- Linking: The bytecode is verified (all bytecode is verified for any virus,etc) , prepared (i.e all static variables are initialised to default values) and resolved (all memory symbolic references are replaced with original references from method area) during this process.
- Initialization: In this phase the static classes are executed and static variables are given their original values.
2. RunTime Memory Areas: As we know, to load any class or to store any variable, constant,etc some memory is required. Also. to execute some memory is again required. This memory is fetched from specially designated Runtime memory areas residing in JVM. JVM consists of 5 runtime data areas.
- METHOD AREA: It consists of all the class data (static variables, method implementations, etc)
- HEAP AREA: it consists of the object data.
- STACK AREA: For each thread in the stack, a separate memory (TLA) will be allocated. Each entry in the stack is known as a stack frame which consists of 3 parts: local variable, frame data and operands.
- PC Registers AREA: These hold the next executing instruction for each thread present in stack.
- NATIVE METHOD STACK AREA: This holds the stack area for native emthods in our code.
3. Execution Engine: This is the central part of the JVM architecture which is responsible to translate your bytecode into machine code i.e your operating system could read and execute. It consists of 4 parts:
- INTERPRETER: Interpreter does the line by line interpretation of our bytecode.
- JIT COMPILER: Interpreting the loop code line-by-line can consume a lot of time. The Just-In-Time Compiler comes as a saviour. It compiles the bytecode and generates the machine code at once. It first converts the hotspot code into the intermediate code with the help of intermediate code generator. The Code optimizer then optimizes the intermediate code which is the converted into the native or machine code by target code generator.
- PROFILER: How do we know, whether the code consists of loops, or recursion is taking place during interpretation of our bytecode? This is done by Profiler. Profiler identifies the hotspots in our bytecode and send them to the JIT compiler.
- GARBAGE COLLECTOR: It is responsible to remove unused objects present in heap area to allow new object allocations. This process of allocating allocating new objects and removing unused objects to make space for those new object allocations is known as Memory Management. We will discuss it in detail in next post.
Sometimes, we require native codes or libraries in our application. These native information is provided by the JNI (Java Native Interfaces) stored in the Native method libraries. The whole JVM Architecture is now explained in the diagram below:
The Java Virtual Machine exists only in the memory of our computer. Reproducing a machine within our computer’s memory requires a mechanism which is the byte code instruction set.
To examine byte code, we can use the Java class file disassembler, javap. By examining bytecode instructions in detail, we gain valuable insight into the inner workings of the Java Virtual Machine and Java itself. Each byte code instruction performs a specific function of extremely limited scope, such as pushing an object onto the stack or popping an object off the stack. Combinations of these basic functions represent the complex high-level tasks defined as statements in the Java programming language.
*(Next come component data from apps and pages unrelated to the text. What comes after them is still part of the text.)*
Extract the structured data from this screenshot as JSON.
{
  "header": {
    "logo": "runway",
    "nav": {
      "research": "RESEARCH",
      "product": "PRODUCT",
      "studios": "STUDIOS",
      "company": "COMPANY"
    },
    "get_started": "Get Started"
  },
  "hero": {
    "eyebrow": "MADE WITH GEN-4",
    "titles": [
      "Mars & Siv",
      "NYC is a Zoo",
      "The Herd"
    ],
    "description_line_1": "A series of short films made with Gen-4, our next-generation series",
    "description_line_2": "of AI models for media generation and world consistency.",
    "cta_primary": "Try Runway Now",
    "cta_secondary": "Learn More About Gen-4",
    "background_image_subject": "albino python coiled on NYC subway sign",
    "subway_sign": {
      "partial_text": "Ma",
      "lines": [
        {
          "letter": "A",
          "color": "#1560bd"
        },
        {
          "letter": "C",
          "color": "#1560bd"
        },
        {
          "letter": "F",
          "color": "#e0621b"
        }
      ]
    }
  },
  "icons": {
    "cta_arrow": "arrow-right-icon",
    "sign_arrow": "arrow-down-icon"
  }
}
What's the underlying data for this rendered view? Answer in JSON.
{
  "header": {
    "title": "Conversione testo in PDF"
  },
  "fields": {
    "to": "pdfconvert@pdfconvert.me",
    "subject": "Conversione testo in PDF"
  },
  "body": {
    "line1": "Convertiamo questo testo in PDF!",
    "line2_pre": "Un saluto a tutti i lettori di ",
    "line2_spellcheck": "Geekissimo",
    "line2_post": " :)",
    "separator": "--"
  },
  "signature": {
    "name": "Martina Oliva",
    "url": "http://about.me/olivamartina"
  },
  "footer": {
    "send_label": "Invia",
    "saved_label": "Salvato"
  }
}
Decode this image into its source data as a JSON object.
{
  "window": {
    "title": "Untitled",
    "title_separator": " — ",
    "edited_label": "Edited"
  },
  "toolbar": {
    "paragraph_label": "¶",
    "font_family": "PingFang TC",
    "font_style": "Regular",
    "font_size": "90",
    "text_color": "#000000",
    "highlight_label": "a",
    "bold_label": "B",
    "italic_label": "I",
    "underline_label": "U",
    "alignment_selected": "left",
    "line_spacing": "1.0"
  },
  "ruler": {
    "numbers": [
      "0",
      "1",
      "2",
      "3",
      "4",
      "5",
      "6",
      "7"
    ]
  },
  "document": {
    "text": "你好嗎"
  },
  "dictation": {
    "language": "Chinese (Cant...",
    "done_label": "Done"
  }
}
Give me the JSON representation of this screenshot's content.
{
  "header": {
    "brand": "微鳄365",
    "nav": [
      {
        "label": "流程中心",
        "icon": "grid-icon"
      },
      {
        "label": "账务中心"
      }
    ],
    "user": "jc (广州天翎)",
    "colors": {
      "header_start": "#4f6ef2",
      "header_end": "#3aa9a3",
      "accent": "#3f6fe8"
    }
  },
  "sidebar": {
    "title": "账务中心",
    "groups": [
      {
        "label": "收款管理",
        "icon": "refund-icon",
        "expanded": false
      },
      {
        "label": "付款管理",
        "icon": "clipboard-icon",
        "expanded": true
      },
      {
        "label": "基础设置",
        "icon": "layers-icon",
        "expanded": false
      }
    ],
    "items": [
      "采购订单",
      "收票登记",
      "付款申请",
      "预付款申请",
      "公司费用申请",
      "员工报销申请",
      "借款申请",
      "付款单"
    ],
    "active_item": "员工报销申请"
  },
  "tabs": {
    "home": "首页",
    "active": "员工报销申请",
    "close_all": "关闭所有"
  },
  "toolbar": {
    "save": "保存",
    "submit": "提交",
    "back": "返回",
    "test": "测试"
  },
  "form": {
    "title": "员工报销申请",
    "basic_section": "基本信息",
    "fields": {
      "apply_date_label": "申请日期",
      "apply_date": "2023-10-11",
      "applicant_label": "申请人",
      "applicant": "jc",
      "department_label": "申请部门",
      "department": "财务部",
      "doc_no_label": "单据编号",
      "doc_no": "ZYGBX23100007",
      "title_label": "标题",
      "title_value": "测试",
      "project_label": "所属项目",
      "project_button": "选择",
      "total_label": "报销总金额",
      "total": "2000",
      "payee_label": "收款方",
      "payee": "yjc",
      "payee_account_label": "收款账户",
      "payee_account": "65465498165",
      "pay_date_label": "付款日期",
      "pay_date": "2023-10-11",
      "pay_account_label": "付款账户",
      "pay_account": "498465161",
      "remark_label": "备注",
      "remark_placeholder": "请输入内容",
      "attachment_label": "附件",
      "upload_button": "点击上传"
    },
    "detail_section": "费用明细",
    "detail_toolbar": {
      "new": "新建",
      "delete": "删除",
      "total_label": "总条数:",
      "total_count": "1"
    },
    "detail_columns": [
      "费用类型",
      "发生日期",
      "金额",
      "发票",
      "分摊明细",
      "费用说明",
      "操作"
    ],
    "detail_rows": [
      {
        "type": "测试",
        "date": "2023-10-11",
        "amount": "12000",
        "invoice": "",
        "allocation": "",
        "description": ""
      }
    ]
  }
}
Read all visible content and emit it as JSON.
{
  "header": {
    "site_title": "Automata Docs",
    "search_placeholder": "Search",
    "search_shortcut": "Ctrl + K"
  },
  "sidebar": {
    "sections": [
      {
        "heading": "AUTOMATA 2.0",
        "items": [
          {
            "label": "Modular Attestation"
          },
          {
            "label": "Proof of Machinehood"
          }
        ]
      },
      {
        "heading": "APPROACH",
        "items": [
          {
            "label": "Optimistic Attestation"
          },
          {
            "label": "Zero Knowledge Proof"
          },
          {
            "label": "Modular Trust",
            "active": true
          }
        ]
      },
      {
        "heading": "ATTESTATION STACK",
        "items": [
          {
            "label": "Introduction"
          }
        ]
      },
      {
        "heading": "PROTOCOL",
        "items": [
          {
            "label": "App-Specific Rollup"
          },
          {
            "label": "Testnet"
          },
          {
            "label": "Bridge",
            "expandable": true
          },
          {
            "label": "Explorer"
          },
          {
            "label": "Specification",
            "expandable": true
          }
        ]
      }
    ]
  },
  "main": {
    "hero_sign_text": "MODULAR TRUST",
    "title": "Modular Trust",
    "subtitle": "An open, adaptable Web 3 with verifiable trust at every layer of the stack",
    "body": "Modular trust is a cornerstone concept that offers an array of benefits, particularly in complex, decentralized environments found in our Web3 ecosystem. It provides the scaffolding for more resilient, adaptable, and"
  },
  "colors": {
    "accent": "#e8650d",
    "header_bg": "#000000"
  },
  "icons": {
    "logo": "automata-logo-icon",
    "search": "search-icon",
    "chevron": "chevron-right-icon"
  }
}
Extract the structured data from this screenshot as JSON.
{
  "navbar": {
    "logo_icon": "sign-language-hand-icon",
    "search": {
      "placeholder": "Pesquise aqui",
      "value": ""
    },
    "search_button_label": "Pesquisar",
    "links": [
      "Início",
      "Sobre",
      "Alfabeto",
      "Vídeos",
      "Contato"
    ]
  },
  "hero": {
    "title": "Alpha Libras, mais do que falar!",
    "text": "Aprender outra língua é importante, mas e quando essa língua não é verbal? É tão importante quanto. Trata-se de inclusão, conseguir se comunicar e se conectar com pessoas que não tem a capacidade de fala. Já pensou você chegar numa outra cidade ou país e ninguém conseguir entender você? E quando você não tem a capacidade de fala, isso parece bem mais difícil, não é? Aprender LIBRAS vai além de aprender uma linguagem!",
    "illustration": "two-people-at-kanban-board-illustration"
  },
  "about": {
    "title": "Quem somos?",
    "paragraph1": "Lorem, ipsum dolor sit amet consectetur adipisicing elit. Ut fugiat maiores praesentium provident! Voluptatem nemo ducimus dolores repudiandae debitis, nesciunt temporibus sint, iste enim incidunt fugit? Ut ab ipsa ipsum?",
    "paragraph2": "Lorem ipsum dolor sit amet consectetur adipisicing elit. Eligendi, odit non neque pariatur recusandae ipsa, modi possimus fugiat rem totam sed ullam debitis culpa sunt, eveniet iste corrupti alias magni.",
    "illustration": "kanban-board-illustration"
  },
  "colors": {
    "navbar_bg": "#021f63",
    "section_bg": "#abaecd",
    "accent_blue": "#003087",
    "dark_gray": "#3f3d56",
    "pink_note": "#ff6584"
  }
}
As amazing as it seems, sometimes dozens of byte code instructions are used to carry out the operation specified by a single Java statement. When we use these byte code instructions with the the Virtual Machine, Java gains its platform independence and becomes the most powerful and versatile programming language in the world.